▶ [Work to complete]:
Starting with the first line and ending with the last, copy the entries word for word.

▶ [Excerpts from a dataset]:
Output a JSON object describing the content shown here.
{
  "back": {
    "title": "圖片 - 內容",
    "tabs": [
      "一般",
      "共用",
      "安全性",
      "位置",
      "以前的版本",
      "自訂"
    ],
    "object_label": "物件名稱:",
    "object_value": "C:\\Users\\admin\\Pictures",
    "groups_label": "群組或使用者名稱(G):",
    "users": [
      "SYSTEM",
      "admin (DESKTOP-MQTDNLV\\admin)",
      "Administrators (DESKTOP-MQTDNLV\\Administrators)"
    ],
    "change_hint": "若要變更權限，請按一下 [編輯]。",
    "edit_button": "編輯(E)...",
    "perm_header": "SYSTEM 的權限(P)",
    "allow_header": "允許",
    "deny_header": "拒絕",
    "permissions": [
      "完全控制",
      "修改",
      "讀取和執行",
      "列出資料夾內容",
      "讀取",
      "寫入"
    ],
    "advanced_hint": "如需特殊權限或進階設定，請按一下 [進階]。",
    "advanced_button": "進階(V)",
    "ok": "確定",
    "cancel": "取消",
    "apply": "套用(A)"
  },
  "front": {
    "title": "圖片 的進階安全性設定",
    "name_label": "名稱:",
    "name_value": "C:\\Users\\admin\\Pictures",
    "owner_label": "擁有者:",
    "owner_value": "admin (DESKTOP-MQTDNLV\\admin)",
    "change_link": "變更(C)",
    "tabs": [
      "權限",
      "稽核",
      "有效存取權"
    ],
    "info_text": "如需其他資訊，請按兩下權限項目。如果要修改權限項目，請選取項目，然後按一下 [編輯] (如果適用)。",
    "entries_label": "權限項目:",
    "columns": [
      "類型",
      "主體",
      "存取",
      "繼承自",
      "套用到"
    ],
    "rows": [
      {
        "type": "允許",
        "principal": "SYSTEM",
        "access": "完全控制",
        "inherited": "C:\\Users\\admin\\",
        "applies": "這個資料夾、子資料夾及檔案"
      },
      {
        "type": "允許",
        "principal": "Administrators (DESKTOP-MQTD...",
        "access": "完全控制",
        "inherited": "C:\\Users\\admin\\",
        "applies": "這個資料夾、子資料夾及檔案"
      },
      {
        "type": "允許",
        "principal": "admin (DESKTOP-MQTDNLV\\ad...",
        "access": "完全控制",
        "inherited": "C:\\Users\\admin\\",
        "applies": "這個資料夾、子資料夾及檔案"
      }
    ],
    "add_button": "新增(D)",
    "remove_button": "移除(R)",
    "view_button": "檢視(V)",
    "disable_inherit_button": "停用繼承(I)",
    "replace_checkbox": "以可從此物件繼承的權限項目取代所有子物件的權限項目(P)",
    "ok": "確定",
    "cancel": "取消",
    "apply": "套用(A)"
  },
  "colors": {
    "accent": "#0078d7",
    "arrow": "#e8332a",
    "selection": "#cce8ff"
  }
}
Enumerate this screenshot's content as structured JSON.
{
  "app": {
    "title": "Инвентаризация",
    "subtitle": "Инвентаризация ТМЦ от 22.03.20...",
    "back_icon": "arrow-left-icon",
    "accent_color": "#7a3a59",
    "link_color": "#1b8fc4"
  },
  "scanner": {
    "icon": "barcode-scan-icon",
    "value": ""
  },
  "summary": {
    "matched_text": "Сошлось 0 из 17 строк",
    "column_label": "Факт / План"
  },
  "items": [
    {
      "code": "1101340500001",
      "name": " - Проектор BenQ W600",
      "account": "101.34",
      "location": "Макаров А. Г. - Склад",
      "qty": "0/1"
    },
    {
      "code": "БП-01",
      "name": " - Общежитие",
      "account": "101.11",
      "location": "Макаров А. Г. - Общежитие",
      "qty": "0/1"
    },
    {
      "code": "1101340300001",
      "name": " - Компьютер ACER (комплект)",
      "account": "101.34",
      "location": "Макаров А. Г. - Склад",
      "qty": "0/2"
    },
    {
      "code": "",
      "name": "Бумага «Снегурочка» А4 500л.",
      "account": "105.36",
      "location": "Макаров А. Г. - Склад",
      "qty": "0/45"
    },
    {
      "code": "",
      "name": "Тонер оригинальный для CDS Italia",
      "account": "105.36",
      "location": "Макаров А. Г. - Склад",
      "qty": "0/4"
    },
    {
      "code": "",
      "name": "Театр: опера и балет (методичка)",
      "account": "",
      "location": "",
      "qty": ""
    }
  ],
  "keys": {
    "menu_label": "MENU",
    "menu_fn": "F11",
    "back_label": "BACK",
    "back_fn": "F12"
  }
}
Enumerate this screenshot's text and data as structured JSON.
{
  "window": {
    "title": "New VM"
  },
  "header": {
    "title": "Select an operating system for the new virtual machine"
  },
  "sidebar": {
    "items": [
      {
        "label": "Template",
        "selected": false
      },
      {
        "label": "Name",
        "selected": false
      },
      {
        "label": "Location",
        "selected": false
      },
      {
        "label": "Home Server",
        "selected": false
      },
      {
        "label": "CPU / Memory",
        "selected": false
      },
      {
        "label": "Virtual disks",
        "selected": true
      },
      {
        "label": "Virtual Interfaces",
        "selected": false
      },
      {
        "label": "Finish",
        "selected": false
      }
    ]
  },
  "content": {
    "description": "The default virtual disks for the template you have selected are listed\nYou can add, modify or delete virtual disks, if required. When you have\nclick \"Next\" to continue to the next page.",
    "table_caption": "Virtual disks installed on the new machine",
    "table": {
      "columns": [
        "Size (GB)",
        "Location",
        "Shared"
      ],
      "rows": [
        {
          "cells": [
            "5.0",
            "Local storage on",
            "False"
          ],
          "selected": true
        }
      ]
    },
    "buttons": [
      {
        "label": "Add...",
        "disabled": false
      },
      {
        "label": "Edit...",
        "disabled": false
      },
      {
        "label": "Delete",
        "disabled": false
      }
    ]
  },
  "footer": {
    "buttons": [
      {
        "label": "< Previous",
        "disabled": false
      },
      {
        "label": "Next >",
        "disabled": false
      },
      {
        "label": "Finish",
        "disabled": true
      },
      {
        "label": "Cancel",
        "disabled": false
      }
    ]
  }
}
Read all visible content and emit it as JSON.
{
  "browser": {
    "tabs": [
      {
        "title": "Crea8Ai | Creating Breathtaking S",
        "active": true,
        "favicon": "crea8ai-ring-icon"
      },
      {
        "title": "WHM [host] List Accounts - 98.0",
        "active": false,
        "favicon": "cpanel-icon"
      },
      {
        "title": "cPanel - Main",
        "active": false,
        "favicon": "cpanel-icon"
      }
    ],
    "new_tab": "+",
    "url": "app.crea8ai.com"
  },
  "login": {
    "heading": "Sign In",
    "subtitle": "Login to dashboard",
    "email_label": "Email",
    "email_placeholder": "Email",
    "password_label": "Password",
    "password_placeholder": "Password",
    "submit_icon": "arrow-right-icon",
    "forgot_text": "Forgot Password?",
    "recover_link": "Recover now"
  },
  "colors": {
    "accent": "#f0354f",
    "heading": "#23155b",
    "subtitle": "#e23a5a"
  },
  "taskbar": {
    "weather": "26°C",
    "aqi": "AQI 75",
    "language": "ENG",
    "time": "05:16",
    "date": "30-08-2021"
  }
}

▶ [Your solution]:
Output a JSON object describing the content shown here.
{
  "back": {
    "title": "圖片 - 內容",
    "tabs": [
      "一般",
      "共用",
      "安全性",
      "位置",
      "以前的版本",
      "自訂"
    ],
    "object_label": "物件名稱:",
    "object_value": "C:\\Users\\admin\\Pictures",
    "groups_label": "群組或使用者名稱(G):",
    "users": [
      "SYSTEM",
      "admin (DESKTOP-MQTDNLV\\admin)",
      "Administrators (DESKTOP-MQTDNLV\\Administrators)"
    ],
    "change_hint": "若要變更權限，請按一下 [編輯]。",
    "edit_button": "編輯(E)...",
    "perm_header": "SYSTEM 的權限(P)",
    "allow_header": "允許",
    "deny_header": "拒絕",
    "permissions": [
      "完全控制",
      "修改",
      "讀取和執行",
      "列出資料夾內容",
      "讀取",
      "寫入"
    ],
    "advanced_hint": "如需特殊權限或進階設定，請按一下 [進階]。",
    "advanced_button": "進階(V)",
    "ok": "確定",
    "cancel": "取消",
    "apply": "套用(A)"
  },
  "front": {
    "title": "圖片 的進階安全性設定",
    "name_label": "名稱:",
    "name_value": "C:\\Users\\admin\\Pictures",
    "owner_label": "擁有者:",
    "owner_value": "admin (DESKTOP-MQTDNLV\\admin)",
    "change_link": "變更(C)",
    "tabs": [
      "權限",
      "稽核",
      "有效存取權"
    ],
    "info_text": "如需其他資訊，請按兩下權限項目。如果要修改權限項目，請選取項目，然後按一下 [編輯] (如果適用)。",
    "entries_label": "權限項目:",
    "columns": [
      "類型",
      "主體",
      "存取",
      "繼承自",
      "套用到"
    ],
    "rows": [
      {
        "type": "允許",
        "principal": "SYSTEM",
        "access": "完全控制",
        "inherited": "C:\\Users\\admin\\",
        "applies": "這個資料夾、子資料夾及檔案"
      },
      {
        "type": "允許",
        "principal": "Administrators (DESKTOP-MQTD...",
        "access": "完全控制",
        "inherited": "C:\\Users\\admin\\",
        "applies": "這個資料夾、子資料夾及檔案"
      },
      {
        "type": "允許",
        "principal": "admin (DESKTOP-MQTDNLV\\ad...",
        "access": "完全控制",
        "inherited": "C:\\Users\\admin\\",
        "applies": "這個資料夾、子資料夾及檔案"
      }
    ],
    "add_button": "新增(D)",
    "remove_button": "移除(R)",
    "view_button": "檢視(V)",
    "disable_inherit_button": "停用繼承(I)",
    "replace_checkbox": "以可從此物件繼承的權限項目取代所有子物件的權限項目(P)",
    "ok": "確定",
    "cancel": "取消",
    "apply": "套用(A)"
  },
  "colors": {
    "accent": "#0078d7",
    "arrow": "#e8332a",
    "selection": "#cce8ff"
  }
}
Enumerate this screenshot's content as structured JSON.
{
  "app": {
    "title": "Инвентаризация",
    "subtitle": "Инвентаризация ТМЦ от 22.03.20...",
    "back_icon": "arrow-left-icon",
    "accent_color": "#7a3a59",
    "link_color": "#1b8fc4"
  },
  "scanner": {
    "icon": "barcode-scan-icon",
    "value": ""
  },
  "summary": {
    "matched_text": "Сошлось 0 из 17 строк",
    "column_label": "Факт / План"
  },
  "items": [
    {
      "code": "1101340500001",
      "name": " - Проектор BenQ W600",
      "account": "101.34",
      "location": "Макаров А. Г. - Склад",
      "qty": "0/1"
    },
    {
      "code": "БП-01",
      "name": " - Общежитие",
      "account": "101.11",
      "location": "Макаров А. Г. - Общежитие",
      "qty": "0/1"
    },
    {
      "code": "1101340300001",
      "name": " - Компьютер ACER (комплект)",
      "account": "101.34",
      "location": "Макаров А. Г. - Склад",
      "qty": "0/2"
    },
    {
      "code": "",
      "name": "Бумага «Снегурочка» А4 500л.",
      "account": "105.36",
      "location": "Макаров А. Г. - Склад",
      "qty": "0/45"
    },
    {
      "code": "",
      "name": "Тонер оригинальный для CDS Italia",
      "account": "105.36",
      "location": "Макаров А. Г. - Склад",
      "qty": "0/4"
    },
    {
      "code": "",
      "name": "Театр: опера и балет (методичка)",
      "account": "",
      "location": "",
      "qty": ""
    }
  ],
  "keys": {
    "menu_label": "MENU",
    "menu_fn": "F11",
    "back_label": "BACK",
    "back_fn": "F12"
  }
}
Enumerate this screenshot's text and data as structured JSON.
{
  "window": {
    "title": "New VM"
  },
  "header": {
    "title": "Select an operating system for the new virtual machine"
  },
  "sidebar": {
    "items": [
      {
        "label": "Template",
        "selected": false
      },
      {
        "label": "Name",
        "selected": false
      },
      {
        "label": "Location",
        "selected": false
      },
      {
        "label": "Home Server",
        "selected": false
      },
      {
        "label": "CPU / Memory",
        "selected": false
      },
      {
        "label": "Virtual disks",
        "selected": true
      },
      {
        "label": "Virtual Interfaces",
        "selected": false
      },
      {
        "label": "Finish",
        "selected": false
      }
    ]
  },
  "content": {
    "description": "The default virtual disks for the template you have selected are listed\nYou can add, modify or delete virtual disks, if required. When you have\nclick \"Next\" to continue to the next page.",
    "table_caption": "Virtual disks installed on the new machine",
    "table": {
      "columns": [
        "Size (GB)",
        "Location",
        "Shared"
      ],
      "rows": [
        {
          "cells": [
            "5.0",
            "Local storage on",
            "False"
          ],
          "selected": true
        }
      ]
    },
    "buttons": [
      {
        "label": "Add...",
        "disabled": false
      },
      {
        "label": "Edit...",
        "disabled": false
      },
      {
        "label": "Delete",
        "disabled": false
      }
    ]
  },
  "footer": {
    "buttons": [
      {
        "label": "< Previous",
        "disabled": false
      },
      {
        "label": "Next >",
        "disabled": false
      },
      {
        "label": "Finish",
        "disabled": true
      },
      {
        "label": "Cancel",
        "disabled": false
      }
    ]
  }
}
Read all visible content and emit it as JSON.
{
  "browser": {
    "tabs": [
      {
        "title": "Crea8Ai | Creating Breathtaking S",
        "active": true,
        "favicon": "crea8ai-ring-icon"
      },
      {
        "title": "WHM [host] List Accounts - 98.0",
        "active": false,
        "favicon": "cpanel-icon"
      },
      {
        "title": "cPanel - Main",
        "active": false,
        "favicon": "cpanel-icon"
      }
    ],
    "new_tab": "+",
    "url": "app.crea8ai.com"
  },
  "login": {
    "heading": "Sign In",
    "subtitle": "Login to dashboard",
    "email_label": "Email",
    "email_placeholder": "Email",
    "password_label": "Password",
    "password_placeholder": "Password",
    "submit_icon": "arrow-right-icon",
    "forgot_text": "Forgot Password?",
    "recover_link": "Recover now"
  },
  "colors": {
    "accent": "#f0354f",
    "heading": "#23155b",
    "subtitle": "#e23a5a"
  },
  "taskbar": {
    "weather": "26°C",
    "aqi": "AQI 75",
    "language": "ENG",
    "time": "05:16",
    "date": "30-08-2021"
  }
}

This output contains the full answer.